What started over 30 years ago as a joke has blossomed into one of the most traditional yet oddest festivals in the United States. The Turkey Testicle Festival is not a play on words, but actually cerebrates the nether region of the turkey. Around Thanksgiving each year, people flock to Parkside Pub to chow down on batter-fried turkey testicles while enjoying cold beers and live music. The event boasts 4,000+ attendees, as the pub makes over 1,000 pounds of turkey testicles each year. Moreover, the $10 admission charged at the door goes to helping local charities.
Raleigh, North Carolina

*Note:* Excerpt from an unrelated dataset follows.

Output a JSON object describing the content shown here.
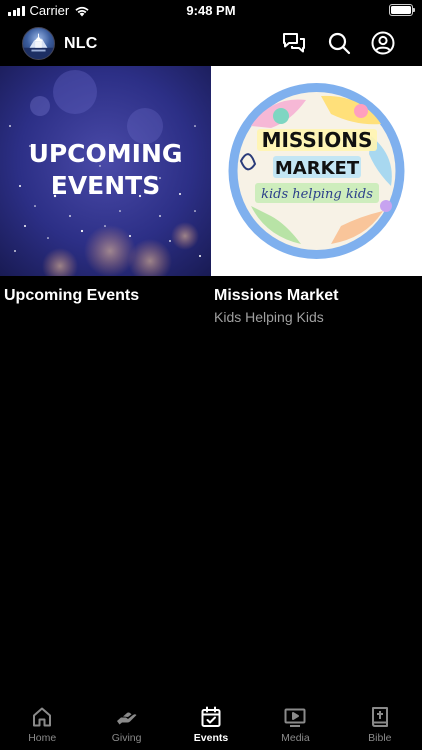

Put on by the North Carolina Museum of Natural Sciences, BugFest is all about educating and fascinating. While there are presentations, roach races, Q&As, street fairs and exhibits, the “main course” of the event is Café Insecta, where visitors get their own taste of entomophagy. All dishes feature bug-infused recipes created by local chefs, so you’ll be helping the community while also heightening your sense of adventure.

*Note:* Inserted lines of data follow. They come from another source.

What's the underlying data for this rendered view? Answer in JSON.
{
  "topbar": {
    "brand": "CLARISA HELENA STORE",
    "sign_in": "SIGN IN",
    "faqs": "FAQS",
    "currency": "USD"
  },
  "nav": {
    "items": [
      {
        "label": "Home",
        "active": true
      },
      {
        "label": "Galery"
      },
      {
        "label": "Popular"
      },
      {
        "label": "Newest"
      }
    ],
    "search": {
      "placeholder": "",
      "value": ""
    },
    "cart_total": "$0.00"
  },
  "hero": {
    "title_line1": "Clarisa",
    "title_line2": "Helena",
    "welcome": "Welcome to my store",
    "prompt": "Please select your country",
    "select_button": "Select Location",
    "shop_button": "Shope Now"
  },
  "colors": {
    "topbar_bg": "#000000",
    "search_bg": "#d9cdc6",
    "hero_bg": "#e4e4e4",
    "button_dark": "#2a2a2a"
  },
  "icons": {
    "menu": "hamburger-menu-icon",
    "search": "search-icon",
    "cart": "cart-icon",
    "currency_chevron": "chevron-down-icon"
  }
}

Marlinton, West Virginia
Before you start gagging, know you won’t be seeing any tire marks on your meal. This food festival focuses on wild game like deer, possum, squirrel, raccoon and other animals that are commonly squashed by cars. Some example entrees from past years include “Biscuits and Squirrel Gravy,” “Pulled BamBiTo under Saboogo,” “Deer on a Stick” and “Rigor Mortis Bear Stew.” The event takes place annually in September, with this year’s Roadkill Cook-Off being held on September 29, 2012. Some highlights will include a Possum Trot 5k, a welcome ceremony of Mr. and Mrs. West Virginia Roadkill (elected at a prior pageant), tasting and judging of roadkill recipes, harvest games, a dog show and more. Click here for the full schedule.
RC Cola And Moonpie Festival

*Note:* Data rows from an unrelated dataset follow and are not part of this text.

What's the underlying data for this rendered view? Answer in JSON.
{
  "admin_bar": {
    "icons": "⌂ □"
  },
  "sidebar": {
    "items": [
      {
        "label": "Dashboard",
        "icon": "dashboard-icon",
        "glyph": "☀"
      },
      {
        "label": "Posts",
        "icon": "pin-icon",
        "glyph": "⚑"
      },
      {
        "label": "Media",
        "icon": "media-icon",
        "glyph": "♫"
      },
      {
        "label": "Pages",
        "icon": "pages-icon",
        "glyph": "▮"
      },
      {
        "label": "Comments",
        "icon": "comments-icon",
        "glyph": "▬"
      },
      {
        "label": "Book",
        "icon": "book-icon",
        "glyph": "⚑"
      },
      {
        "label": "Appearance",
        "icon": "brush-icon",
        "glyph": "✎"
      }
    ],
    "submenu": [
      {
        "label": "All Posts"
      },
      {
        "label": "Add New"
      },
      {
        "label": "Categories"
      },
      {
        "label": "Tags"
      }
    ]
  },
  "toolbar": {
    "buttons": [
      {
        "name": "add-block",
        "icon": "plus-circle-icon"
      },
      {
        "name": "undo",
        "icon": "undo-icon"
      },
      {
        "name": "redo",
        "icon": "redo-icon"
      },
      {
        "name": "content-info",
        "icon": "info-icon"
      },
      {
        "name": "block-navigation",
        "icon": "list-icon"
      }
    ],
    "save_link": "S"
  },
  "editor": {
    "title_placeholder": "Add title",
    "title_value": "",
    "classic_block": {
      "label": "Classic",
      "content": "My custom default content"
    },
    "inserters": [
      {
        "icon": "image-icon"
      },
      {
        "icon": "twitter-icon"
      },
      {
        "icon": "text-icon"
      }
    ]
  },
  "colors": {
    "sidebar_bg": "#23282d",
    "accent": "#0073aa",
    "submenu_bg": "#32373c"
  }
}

Bell Buckle, Tennessee
The RC Cola and Moonpie Festival happens annually on the third Saturday in June. Here you’ll find a craft fair, 10-mile run, bluegrass music, and clog dancers, as well as quirkier fare like deep fried Moon Pies, the cutting of the world’s largest Moon Pie, parades featuring people dressed up as RC Colas and Moon Pies, a Moon Pie toss, a watermelon seed spitting contests, a “Moon Pie Song Contest” and an RC dash where runners balance a full soda can on their heads.
While Illinois celebrates turkey testicles, Montana honors the balls of the bull. Also known as “cowboy caviar,” attendees can order the delicacy fried, boiled, sauteed or even raw. Held at the Rock Creed Lodge, the Testicle Festival draws over 15,000 people and requires over 2.5 tons of bull balls for a weekend of bizarre food fare, as well as crazy partying and debauchery. Quirky happenings include a bull-chip throwing contest, wet T-shirt and hairy chest competitions and even a game of bingo that involves a bull defecating on the game card. If you end up drinking a little too much of the event’s signature beer, Bull Snort Brew, party-goers can camp at the lodge or take the free shuttle. You’ll have so much fun attending this event, you may leave drunkenly babbling their motto: “I had a ball at the Testicle Festival.”
[images via madmarv00, Visit Telluride, audreyjm529]